Aim of the task:
If a line below holds the word "icon", count it; then say how many such lines there are and nothing else.

Page and application data records:
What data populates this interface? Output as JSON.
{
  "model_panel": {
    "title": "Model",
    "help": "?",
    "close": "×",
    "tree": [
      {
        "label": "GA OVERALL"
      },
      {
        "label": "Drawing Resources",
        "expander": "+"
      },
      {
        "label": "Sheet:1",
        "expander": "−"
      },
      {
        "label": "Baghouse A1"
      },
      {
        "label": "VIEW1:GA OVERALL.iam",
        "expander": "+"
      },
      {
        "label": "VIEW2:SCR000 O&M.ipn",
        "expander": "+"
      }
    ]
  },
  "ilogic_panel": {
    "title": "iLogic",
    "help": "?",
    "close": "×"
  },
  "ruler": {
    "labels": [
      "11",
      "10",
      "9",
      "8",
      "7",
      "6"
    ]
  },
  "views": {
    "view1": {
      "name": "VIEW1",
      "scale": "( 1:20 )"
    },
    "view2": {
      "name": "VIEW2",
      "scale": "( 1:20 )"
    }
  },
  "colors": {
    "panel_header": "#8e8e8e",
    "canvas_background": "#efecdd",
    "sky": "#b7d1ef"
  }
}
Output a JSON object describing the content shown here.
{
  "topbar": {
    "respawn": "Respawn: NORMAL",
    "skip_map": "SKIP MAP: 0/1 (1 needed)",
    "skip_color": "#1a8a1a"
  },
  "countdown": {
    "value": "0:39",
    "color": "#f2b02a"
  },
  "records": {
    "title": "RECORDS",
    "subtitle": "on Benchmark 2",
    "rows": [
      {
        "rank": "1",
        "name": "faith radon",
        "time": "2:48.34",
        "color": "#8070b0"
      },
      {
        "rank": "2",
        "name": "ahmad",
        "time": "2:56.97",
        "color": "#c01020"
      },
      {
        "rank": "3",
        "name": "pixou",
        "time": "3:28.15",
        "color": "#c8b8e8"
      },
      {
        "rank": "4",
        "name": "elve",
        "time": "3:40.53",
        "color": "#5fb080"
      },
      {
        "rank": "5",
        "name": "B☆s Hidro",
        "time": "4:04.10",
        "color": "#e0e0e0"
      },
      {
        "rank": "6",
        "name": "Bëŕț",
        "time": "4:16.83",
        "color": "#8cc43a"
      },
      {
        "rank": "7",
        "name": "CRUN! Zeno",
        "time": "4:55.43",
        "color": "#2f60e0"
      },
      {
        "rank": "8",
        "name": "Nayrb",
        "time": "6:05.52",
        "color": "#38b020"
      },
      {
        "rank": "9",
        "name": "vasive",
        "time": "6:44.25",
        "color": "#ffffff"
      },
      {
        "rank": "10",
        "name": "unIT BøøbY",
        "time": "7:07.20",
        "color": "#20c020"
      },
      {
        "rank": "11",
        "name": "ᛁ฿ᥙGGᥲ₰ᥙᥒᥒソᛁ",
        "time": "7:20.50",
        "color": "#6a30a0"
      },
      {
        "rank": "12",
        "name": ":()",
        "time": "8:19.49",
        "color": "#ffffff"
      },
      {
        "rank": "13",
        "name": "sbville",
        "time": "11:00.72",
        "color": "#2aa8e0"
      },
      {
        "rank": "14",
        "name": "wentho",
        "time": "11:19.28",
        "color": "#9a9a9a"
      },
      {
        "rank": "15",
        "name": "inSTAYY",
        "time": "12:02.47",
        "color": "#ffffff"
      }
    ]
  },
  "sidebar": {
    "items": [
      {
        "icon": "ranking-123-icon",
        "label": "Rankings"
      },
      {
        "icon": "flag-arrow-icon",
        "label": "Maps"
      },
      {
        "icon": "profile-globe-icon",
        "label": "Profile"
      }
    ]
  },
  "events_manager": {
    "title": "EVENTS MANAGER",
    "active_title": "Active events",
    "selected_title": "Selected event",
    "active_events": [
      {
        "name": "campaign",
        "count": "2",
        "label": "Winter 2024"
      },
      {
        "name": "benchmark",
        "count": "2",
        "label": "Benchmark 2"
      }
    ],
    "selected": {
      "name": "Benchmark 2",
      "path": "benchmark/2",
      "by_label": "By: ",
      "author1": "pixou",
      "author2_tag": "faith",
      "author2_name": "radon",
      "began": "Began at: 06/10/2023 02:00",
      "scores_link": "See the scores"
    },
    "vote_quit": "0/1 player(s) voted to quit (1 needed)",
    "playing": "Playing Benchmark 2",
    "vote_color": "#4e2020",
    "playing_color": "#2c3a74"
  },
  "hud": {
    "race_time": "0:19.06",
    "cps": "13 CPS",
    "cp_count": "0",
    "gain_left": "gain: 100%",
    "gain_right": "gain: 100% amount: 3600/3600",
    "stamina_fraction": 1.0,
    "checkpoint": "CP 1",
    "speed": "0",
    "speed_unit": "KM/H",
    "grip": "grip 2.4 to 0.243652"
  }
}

Task solution:
3